Methylsalicylate, bismuth salicylate, aspirin

18

Which NSAIDs are in the proprionic acid class?

Ibuprofen (less GI effects), Naproxen (twice daily dosing)

19

What is diclofenac?

A prescription only high potency NSAID with a higher GI bleed risk
Used for inflammatory pain (arthritis, post operative swelling, gout), sometimes endometriosis
Gel for muscular/joint pain

20

What is indomethacin used for?

Specifically for gout pain and swelling

21

Why are there GI side effects with NSAIDs?

Prostaglandins are made by the gastric mucosa and surpress acid production, increase gastric blood flow and increase secretion of mucin.
Non selective COX inhibitors inhibit COX-1, increasing acid production and decreasing mucous protection.

22

What is misoprostol? What is it used for?

A prostaglandin analog (similar structure and function) that is given with ASA to supply the stomach with the prostaglandin effect lost with non-selective COX inhibitors

23

What are some adverse effects from NSAIDs?

Reye's Syndrome (ASA in children with viral infections and genetic predisposition)

24

What are some drug interactions with NSAIDs?

Inhibits alcohol, warfarin and rofecoxib

25

In what patients should NSAID use be cautioned?

Hypertension, angina, (increase in circulating volume) bleeding disorders

26

What are some example of COX 2 selective inhibitors?

Vioxx and Bextra (pulled, heart attack risk)
Celebrex has black box warning
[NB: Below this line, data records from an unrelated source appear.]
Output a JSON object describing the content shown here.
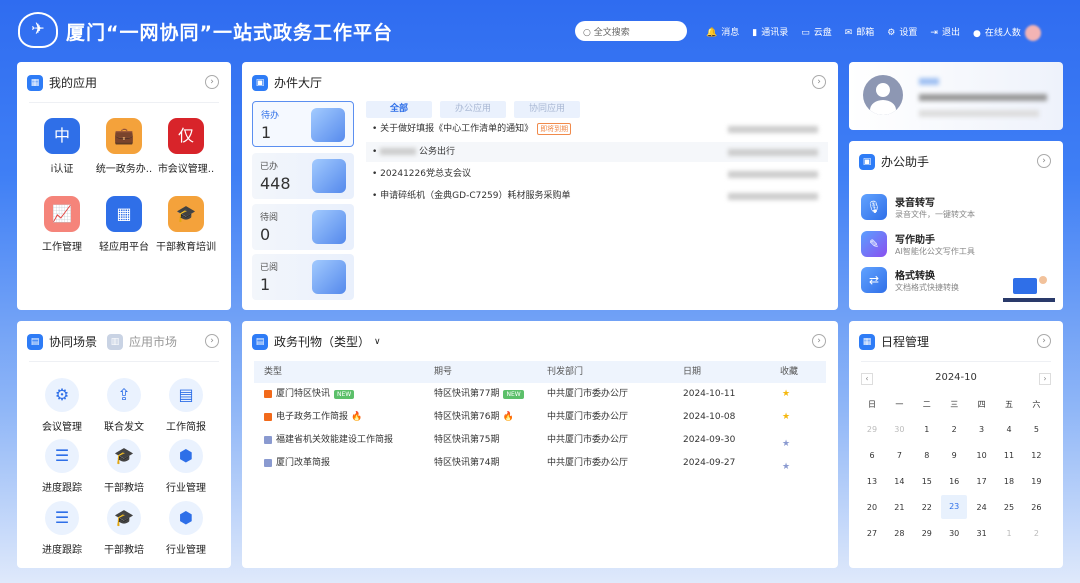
{
  "header": {
    "title": "厦门“一网协同”一站式政务工作平台",
    "search_placeholder": "全文搜索",
    "nav": [
      {
        "icon": "bell-icon",
        "label": "消息"
      },
      {
        "icon": "contacts-icon",
        "label": "通讯录"
      },
      {
        "icon": "cloud-disk-icon",
        "label": "云盘"
      },
      {
        "icon": "mail-icon",
        "label": "邮箱"
      },
      {
        "icon": "gear-icon",
        "label": "设置"
      },
      {
        "icon": "logout-icon",
        "label": "退出"
      },
      {
        "icon": "user-icon",
        "label": "在线人数"
      }
    ]
  },
  "my_apps": {
    "title": "我的应用",
    "apps": [
      {
        "label": "i认证",
        "color": "#2f6fe8"
      },
      {
        "label": "统一政务办..",
        "color": "#f4a23b"
      },
      {
        "label": "市会议管理..",
        "color": "#d8242a"
      },
      {
        "label": "工作管理",
        "color": "#f5847a"
      },
      {
        "label": "轻应用平台",
        "color": "#2f6fe8"
      },
      {
        "label": "干部教育培训",
        "color": "#f4a23b"
      }
    ]
  },
  "scenes": {
    "tabs": [
      "协同场景",
      "应用市场"
    ],
    "items": [
      "会议管理",
      "联合发文",
      "工作简报",
      "进度跟踪",
      "干部教培",
      "行业管理",
      "进度跟踪",
      "干部教培",
      "行业管理"
    ]
  },
  "hall": {
    "title": "办件大厅",
    "tiles": [
      {
        "label": "待办",
        "count": "1"
      },
      {
        "label": "已办",
        "count": "448"
      },
      {
        "label": "待阅",
        "count": "0"
      },
      {
        "label": "已阅",
        "count": "1"
      }
    ],
    "tabs": [
      "全部",
      "办公应用",
      "协同应用"
    ],
    "items": [
      {
        "text": "关于做好填报《中心工作清单的通知》",
        "tag": "即将到期"
      },
      {
        "text": "公务出行"
      },
      {
        "text": "20241226党总支会议"
      },
      {
        "text": "申请碎纸机（金典GD-C7259）耗材服务采购单"
      }
    ]
  },
  "journals": {
    "title": "政务刊物（类型）",
    "columns": [
      "类型",
      "期号",
      "刊发部门",
      "日期",
      "收藏"
    ],
    "rows": [
      {
        "type": "厦门特区快讯",
        "issue": "特区快讯第77期",
        "dept": "中共厦门市委办公厅",
        "date": "2024-10-11",
        "badge": "NEW",
        "fav": true
      },
      {
        "type": "电子政务工作简报",
        "issue": "特区快讯第76期",
        "dept": "中共厦门市委办公厅",
        "date": "2024-10-08",
        "badge": "hot",
        "fav": true
      },
      {
        "type": "福建省机关效能建设工作简报",
        "issue": "特区快讯第75期",
        "dept": "中共厦门市委办公厅",
        "date": "2024-09-30",
        "fav": false
      },
      {
        "type": "厦门改革简报",
        "issue": "特区快讯第74期",
        "dept": "中共厦门市委办公厅",
        "date": "2024-09-27",
        "fav": false
      }
    ]
  },
  "assistant": {
    "title": "办公助手",
    "tools": [
      {
        "name": "录音转写",
        "desc": "录音文件，一键转文本"
      },
      {
        "name": "写作助手",
        "desc": "AI智能化公文写作工具"
      },
      {
        "name": "格式转换",
        "desc": "文档格式快捷转换"
      }
    ]
  },
  "calendar": {
    "title": "日程管理",
    "month": "2024-10",
    "weekdays": [
      "日",
      "一",
      "二",
      "三",
      "四",
      "五",
      "六"
    ],
    "days": [
      "29",
      "30",
      "1",
      "2",
      "3",
      "4",
      "5",
      "6",
      "7",
      "8",
      "9",
      "10",
      "11",
      "12",
      "13",
      "14",
      "15",
      "16",
      "17",
      "18",
      "19",
      "20",
      "21",
      "22",
      "23",
      "24",
      "25",
      "26",
      "27",
      "28",
      "29",
      "30",
      "31",
      "1",
      "2"
    ],
    "today": "23"
  },
  "new_badge": "NEW"
}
27

How are the analgesic effects of acteaminophen different from other NSAIDs?

Acts centrally, thus no ceiling effect

28

How does acetaminophen overdose occur?

A highly reactive metabolite of acetaminophen depletes GSH (antioxidant) in the liver causing damage to liver indirectly from loss of anti-oxidant and directly from highly reactive intermediate.

29

What are the signs and symptoms of acetaminophen overdose?

Severely elevated serum transaminase levels, hepatic encephalopathy and jaundice

30

What is the best way to treat a headache?

Highest dose of NSAID, cup of coffee and glass of cold water.